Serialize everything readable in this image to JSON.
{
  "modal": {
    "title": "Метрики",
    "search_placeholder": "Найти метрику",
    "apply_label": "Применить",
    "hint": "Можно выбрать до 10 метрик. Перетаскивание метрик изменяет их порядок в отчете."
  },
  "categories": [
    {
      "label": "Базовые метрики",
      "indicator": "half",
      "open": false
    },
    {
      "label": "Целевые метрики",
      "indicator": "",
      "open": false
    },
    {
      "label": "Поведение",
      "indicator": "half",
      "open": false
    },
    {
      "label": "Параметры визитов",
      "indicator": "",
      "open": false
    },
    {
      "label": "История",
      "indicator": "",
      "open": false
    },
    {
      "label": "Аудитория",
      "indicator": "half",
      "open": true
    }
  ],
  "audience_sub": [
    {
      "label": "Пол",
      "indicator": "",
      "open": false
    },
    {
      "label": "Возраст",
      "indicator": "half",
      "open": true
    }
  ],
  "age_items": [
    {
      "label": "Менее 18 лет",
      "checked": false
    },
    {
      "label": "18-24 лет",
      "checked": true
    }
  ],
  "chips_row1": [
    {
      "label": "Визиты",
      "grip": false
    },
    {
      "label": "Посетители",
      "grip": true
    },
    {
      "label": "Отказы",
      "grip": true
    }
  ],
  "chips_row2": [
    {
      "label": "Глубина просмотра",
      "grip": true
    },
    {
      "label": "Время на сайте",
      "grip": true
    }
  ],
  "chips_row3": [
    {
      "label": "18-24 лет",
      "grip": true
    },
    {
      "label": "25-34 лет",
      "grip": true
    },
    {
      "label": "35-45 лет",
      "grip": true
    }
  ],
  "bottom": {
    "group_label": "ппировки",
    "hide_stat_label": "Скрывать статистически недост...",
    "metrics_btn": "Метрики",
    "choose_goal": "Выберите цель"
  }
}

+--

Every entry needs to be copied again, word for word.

Serialize everything readable in this image to JSON.
{
  "modal": {
    "title": "Метрики",
    "search_placeholder": "Найти метрику",
    "apply_label": "Применить",
    "hint": "Можно выбрать до 10 метрик. Перетаскивание метрик изменяет их порядок в отчете."
  },
  "categories": [
    {
      "label": "Базовые метрики",
      "indicator": "half",
      "open": false
    },
    {
      "label": "Целевые метрики",
      "indicator": "",
      "open": false
    },
    {
      "label": "Поведение",
      "indicator": "half",
      "open": false
    },
    {
      "label": "Параметры визитов",
      "indicator": "",
      "open": false
    },
    {
      "label": "История",
      "indicator": "",
      "open": false
    },
    {
      "label": "Аудитория",
      "indicator": "half",
      "open": true
    }
  ],
  "audience_sub": [
    {
      "label": "Пол",
      "indicator": "",
      "open": false
    },
    {
      "label": "Возраст",
      "indicator": "half",
      "open": true
    }
  ],
  "age_items": [
    {
      "label": "Менее 18 лет",
      "checked": false
    },
    {
      "label": "18-24 лет",
      "checked": true
    }
  ],
  "chips_row1": [
    {
      "label": "Визиты",
      "grip": false
    },
    {
      "label": "Посетители",
      "grip": true
    },
    {
      "label": "Отказы",
      "grip": true
    }
  ],
  "chips_row2": [
    {
      "label": "Глубина просмотра",
      "grip": true
    },
    {
      "label": "Время на сайте",
      "grip": true
    }
  ],
  "chips_row3": [
    {
      "label": "18-24 лет",
      "grip": true
    },
    {
      "label": "25-34 лет",
      "grip": true
    },
    {
      "label": "35-45 лет",
      "grip": true
    }
  ],
  "bottom": {
    "group_label": "ппировки",
    "hide_stat_label": "Скрывать статистически недост...",
    "metrics_btn": "Метрики",
    "choose_goal": "Выберите цель"
  }
}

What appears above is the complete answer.